No need for US aid to fight terrorists: ISPR

ISLAMABAD: The Pakistan military said on Monday that it was capable of fighting without American assistance while the US administration responded that its “uneasy ally” needed to make a greater effort in the fight against terrorists.“The army in the past as well as at present, has conducted successful military operations using its own resources without any external support whatsoever,” Inter-Services Public Relations (ISPR) Director General, Major General Athar Abbas, said.A top US diplomat had, in a televised interview on Sunday, confirmed that “the United States has decided to withhold almost a third of its annual $2.7 billion security assistance to Islamabad”.

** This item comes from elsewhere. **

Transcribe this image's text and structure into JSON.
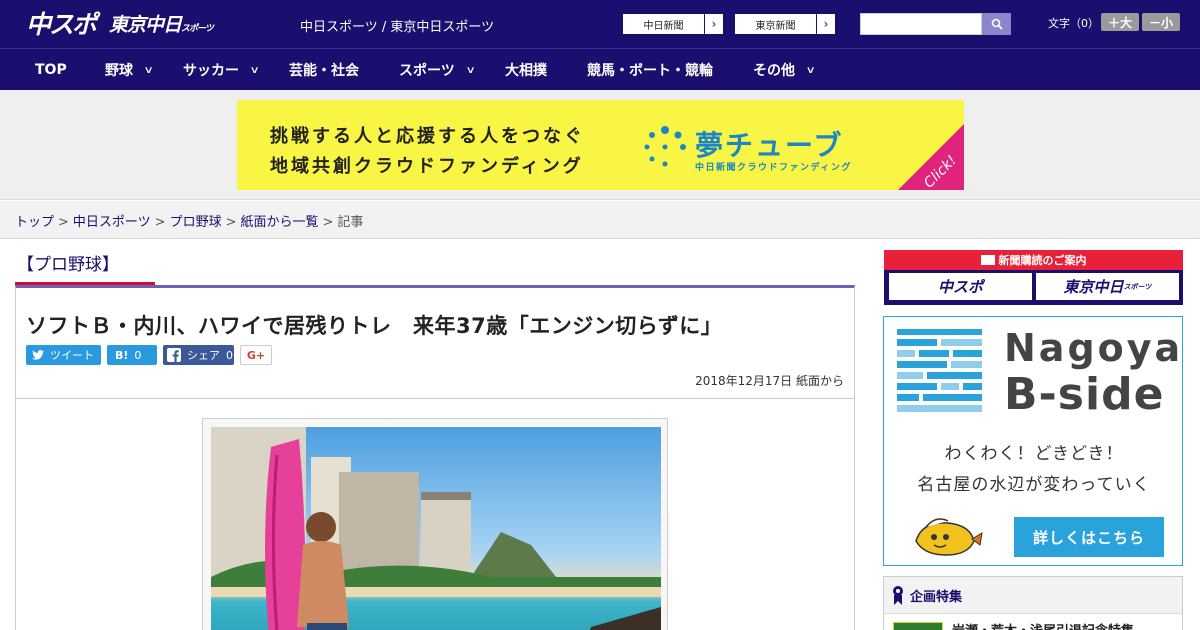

Abbas wrote to a foreign news agency that the Pakistan defence forces had not been informed officially of a US decision to suspend $800 million worth of aid. “We have not received any official intimation or correspondence on the matter.”He also referred AFP to an extraordinary statement from Chief of Army Staff (COAS) General Ashfaq Parvez Kayani on June 9 recommending that the US military aid be redirected towards civilians.Soon after the ISPR director general’s statement, the US administration, while defending its decision to suspend $800 million of military aid to Pakistan, said its “uneasy ally” needed to make a greater effort in the fight against terrorists.

“When it comes to our military assistance, we’re not prepared to continue providing that at the pace that we were providing it unless and until we see certain steps taken,” State Department spokeswoman Victoria Nuland said.The US was particularly “looking to improve our cooperation in counter-terrorism, in counterinsurgency”, she told journalists.“The United States continues to seek a constructive, collaborative, mutually beneficial relationship with Pakistan,” she stressed, adding, “We’ve been talking to Pakistan at all levels about the issues behind these decisions.”

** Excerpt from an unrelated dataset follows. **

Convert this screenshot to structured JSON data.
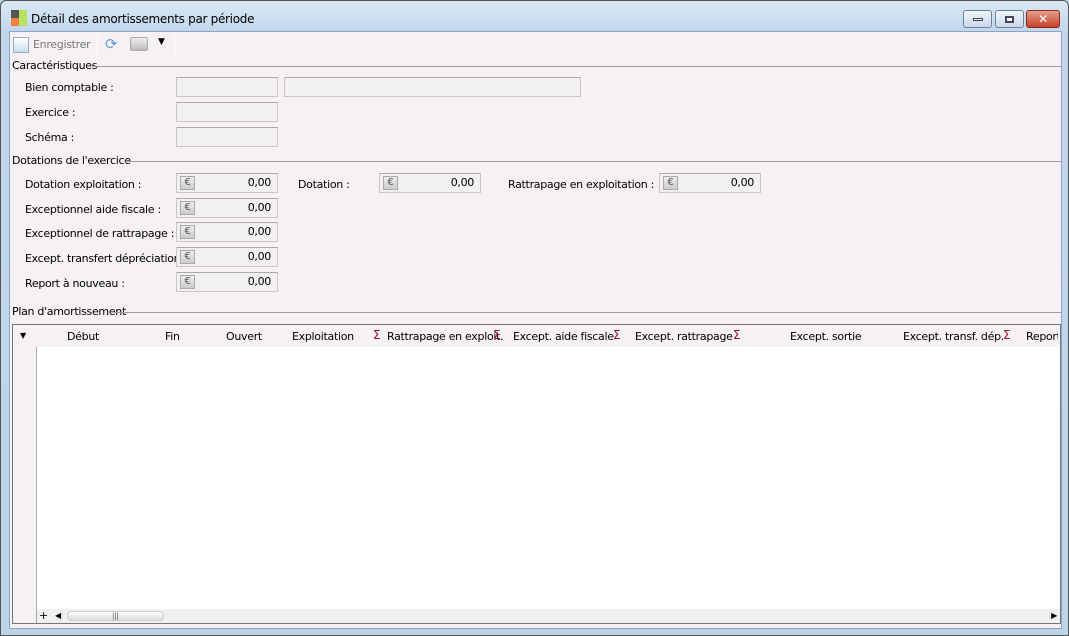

Nuland further said, “We are working together on how we can improve our relationship particularly in the categories of counter-terrorism and counterintelligence.”She recalled that on May 25, Islamabad demanded that about 100 US advisers leave Pakistani soil, effectively halting military training, adding, “We obviously can’t do that in an environment where Pakistan has asked our trainers to go.”The suspended aid includes about $300 million to reimburse Pakistan for some of the costs of deploying more than 100,000 soldiers along the Afghan border, according to the New York Times.

On Sunday, US President Barack Obama’s chief of staff, William Daley, had told a television channel that the US had decided to withhold almost a third of its annual $2.7 billion security assistance to Pakistan.Pakistan says it has 140,000 soldiers in the northwest, more than the 99,000 American troops in Afghanistan, fighting a local Taliban insurgency.The US has long called on Pakistan to do more to crack down on terrorists, such as the al Qaeda-linked Haqqani network, who use its soil to attack within Afghanistan, but the army says its troops are too over-stretched.Relations between the key allies in the war on al Qaeda drastically worsened after US commandos killed Osama bin Laden in Pakistan in May. – APP